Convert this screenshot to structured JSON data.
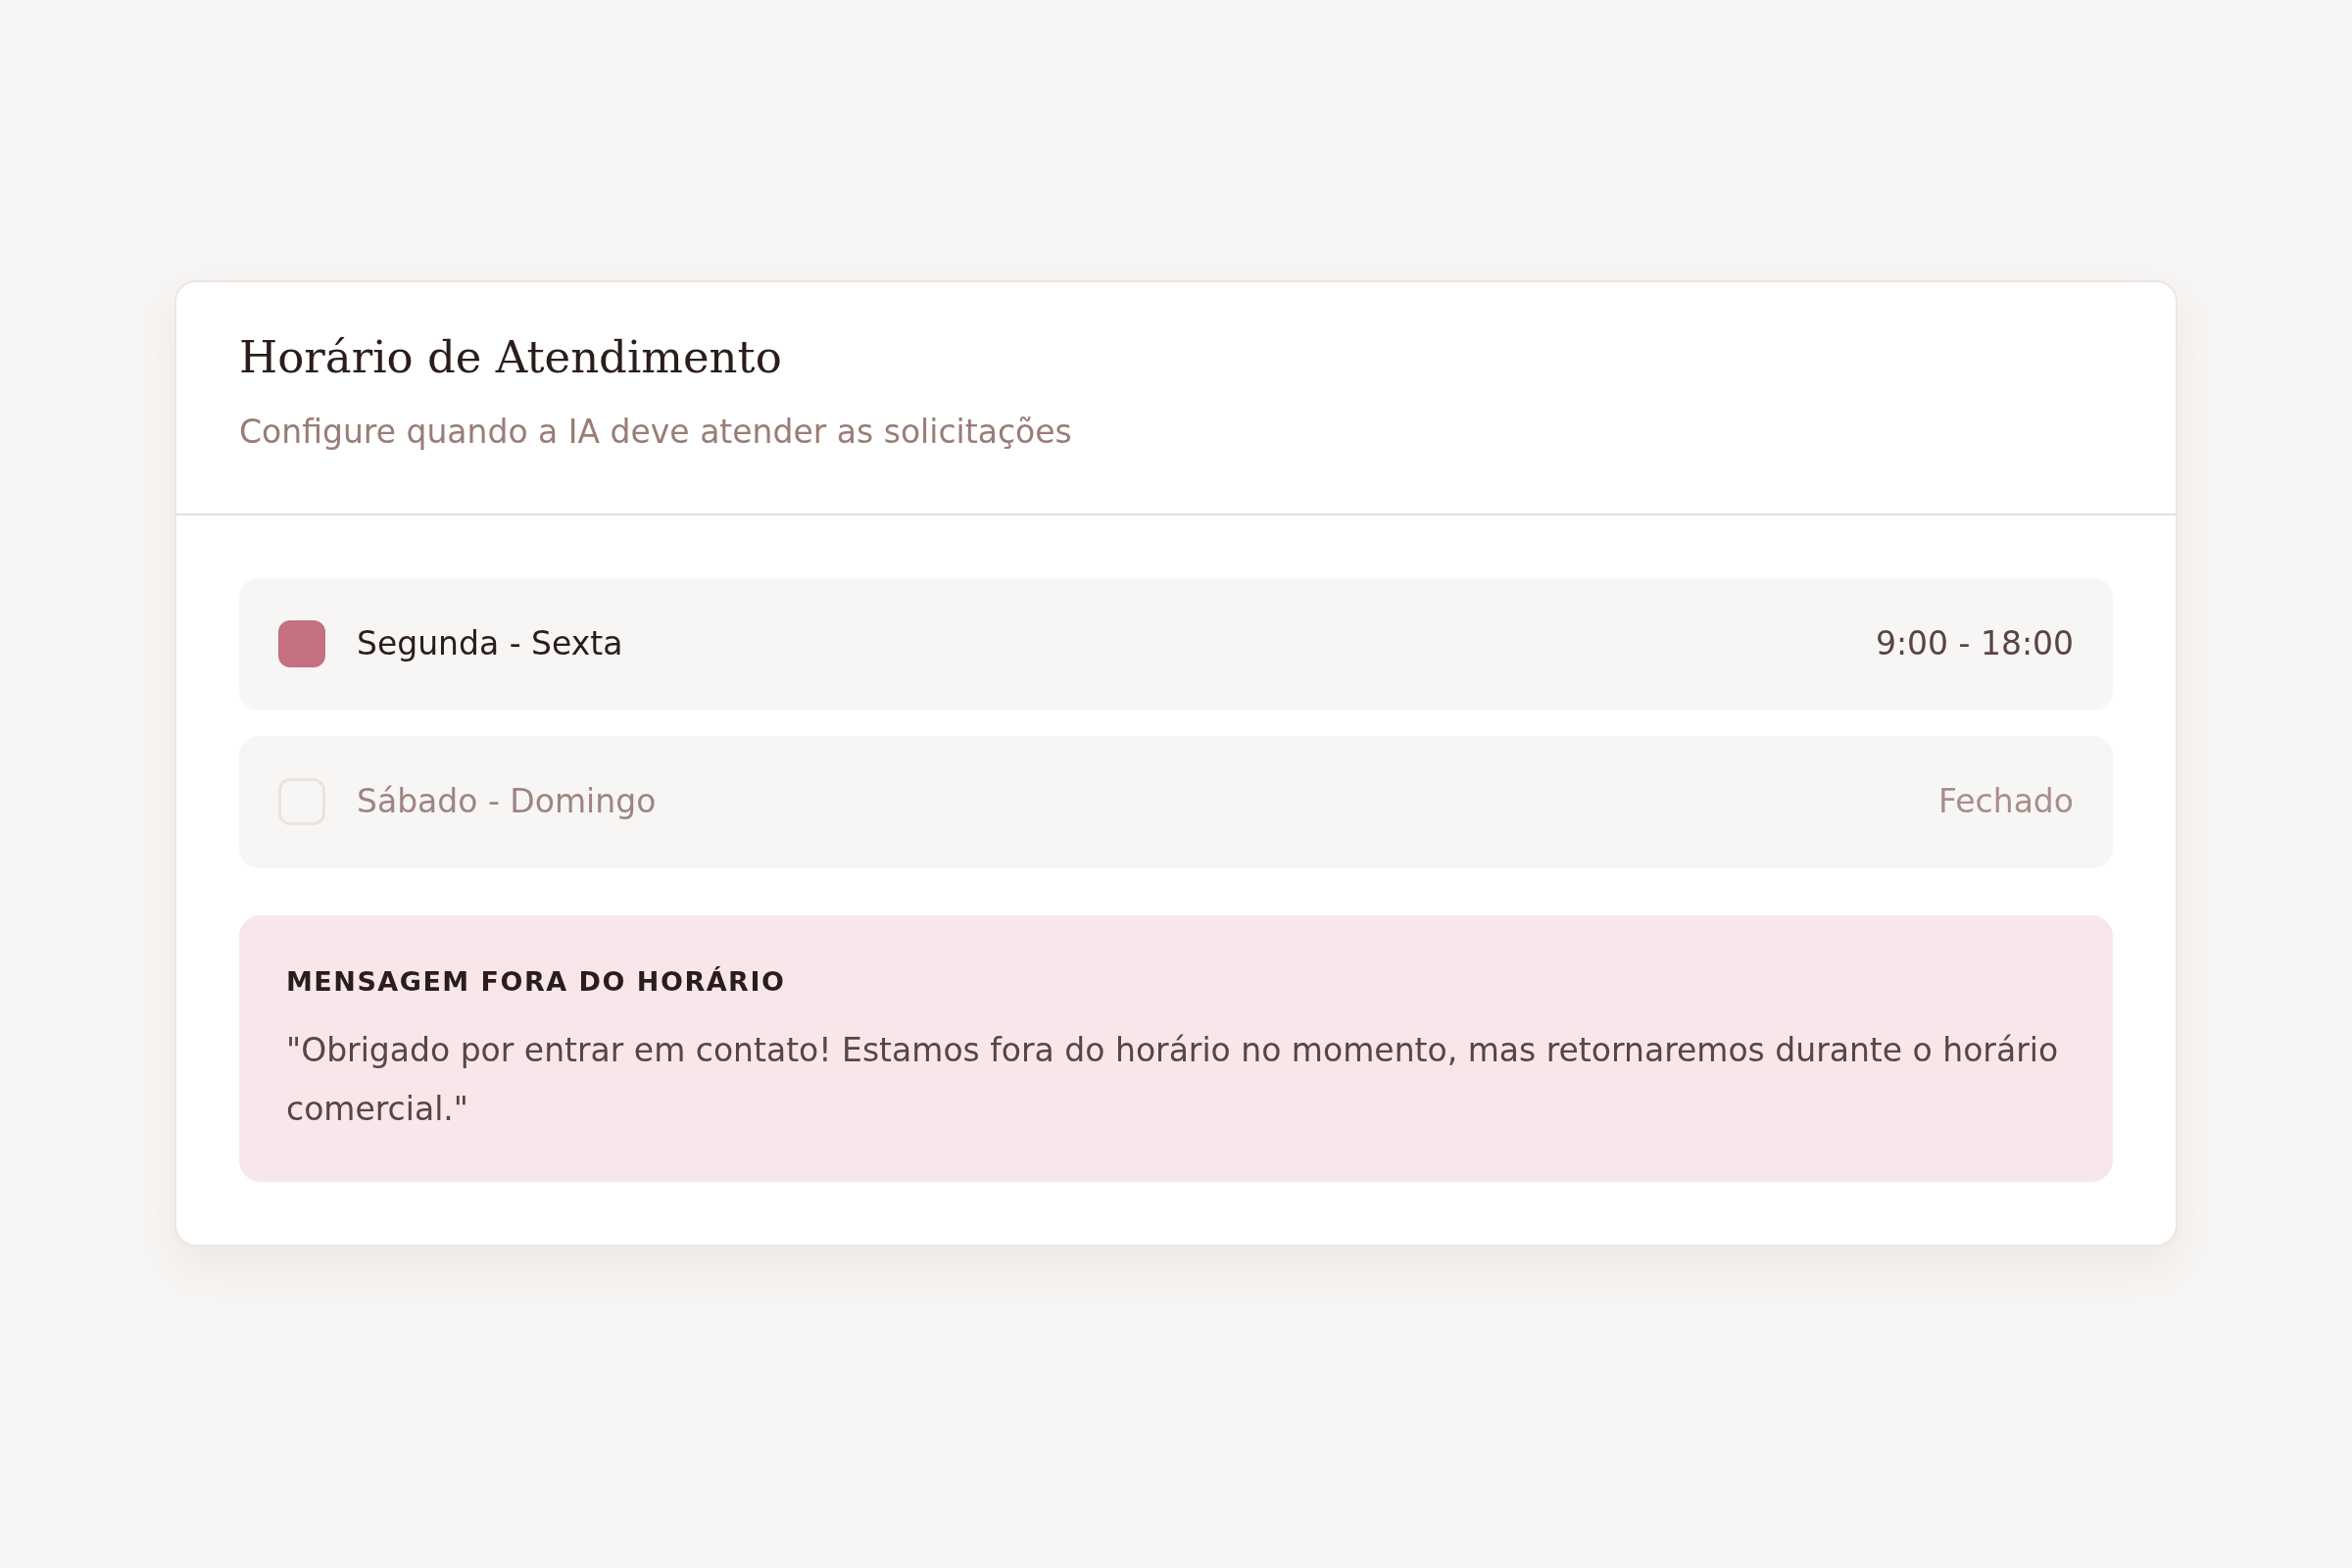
{
  "card": {
    "title": "Horário de Atendimento",
    "subtitle": "Configure quando a IA deve atender as solicitações"
  },
  "schedules": [
    {
      "label": "Segunda - Sexta",
      "checked": true,
      "hours": "9:00 - 18:00"
    },
    {
      "label": "Sábado - Domingo",
      "checked": false,
      "hours": "Fechado"
    }
  ],
  "off_hours_message": {
    "heading": "MENSAGEM FORA DO HORÁRIO",
    "text": "\"Obrigado por entrar em contato! Estamos fora do horário no momento, mas retornaremos durante o horário comercial.\""
  }
}
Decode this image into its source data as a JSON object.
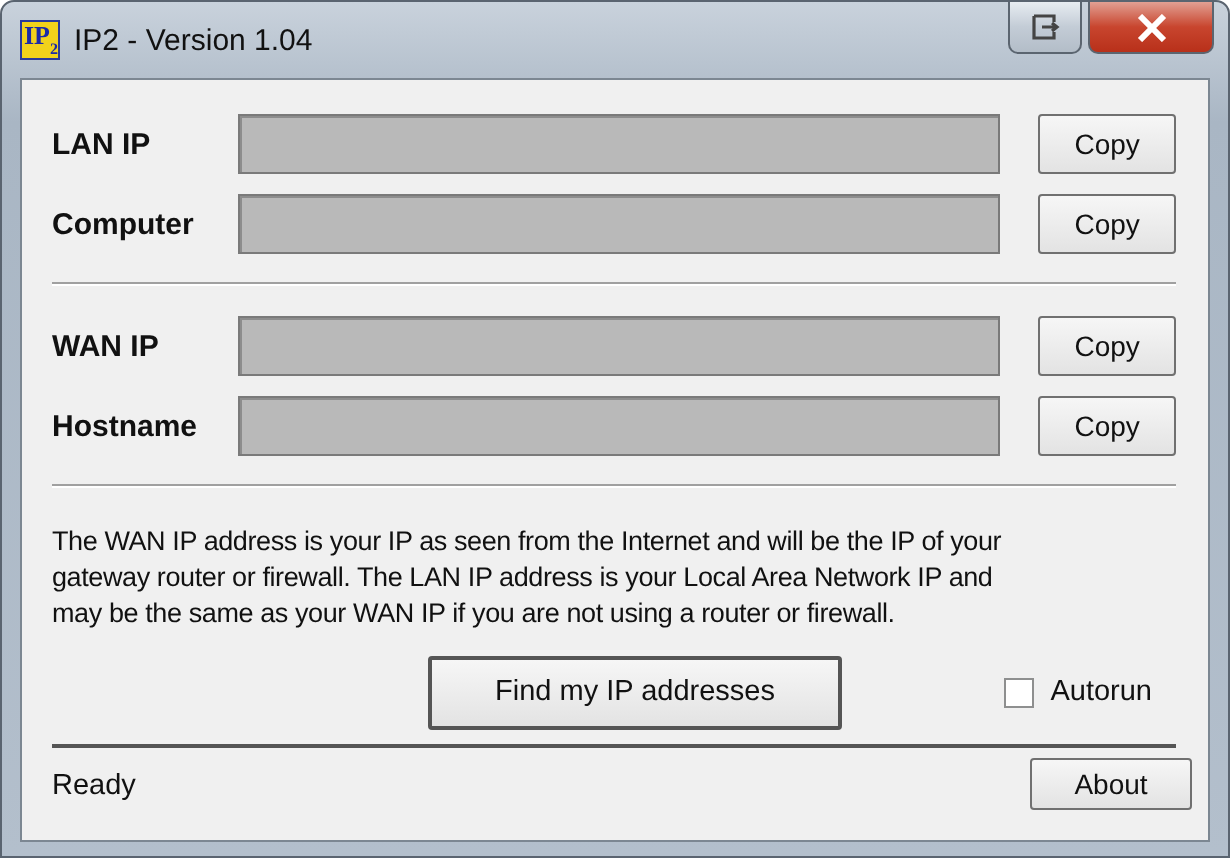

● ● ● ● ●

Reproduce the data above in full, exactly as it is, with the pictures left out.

**Response to the task**
Convert this screenshot to structured JSON data.
{
  "card": {
    "title": "Horário de Atendimento",
    "subtitle": "Configure quando a IA deve atender as solicitações"
  },
  "schedules": [
    {
      "label": "Segunda - Sexta",
      "checked": true,
      "hours": "9:00 - 18:00"
    },
    {
      "label": "Sábado - Domingo",
      "checked": false,
      "hours": "Fechado"
    }
  ],
  "off_hours_message": {
    "heading": "MENSAGEM FORA DO HORÁRIO",
    "text": "\"Obrigado por entrar em contato! Estamos fora do horário no momento, mas retornaremos durante o horário comercial.\""
  }
}
Decode this image into its source data as a JSON object.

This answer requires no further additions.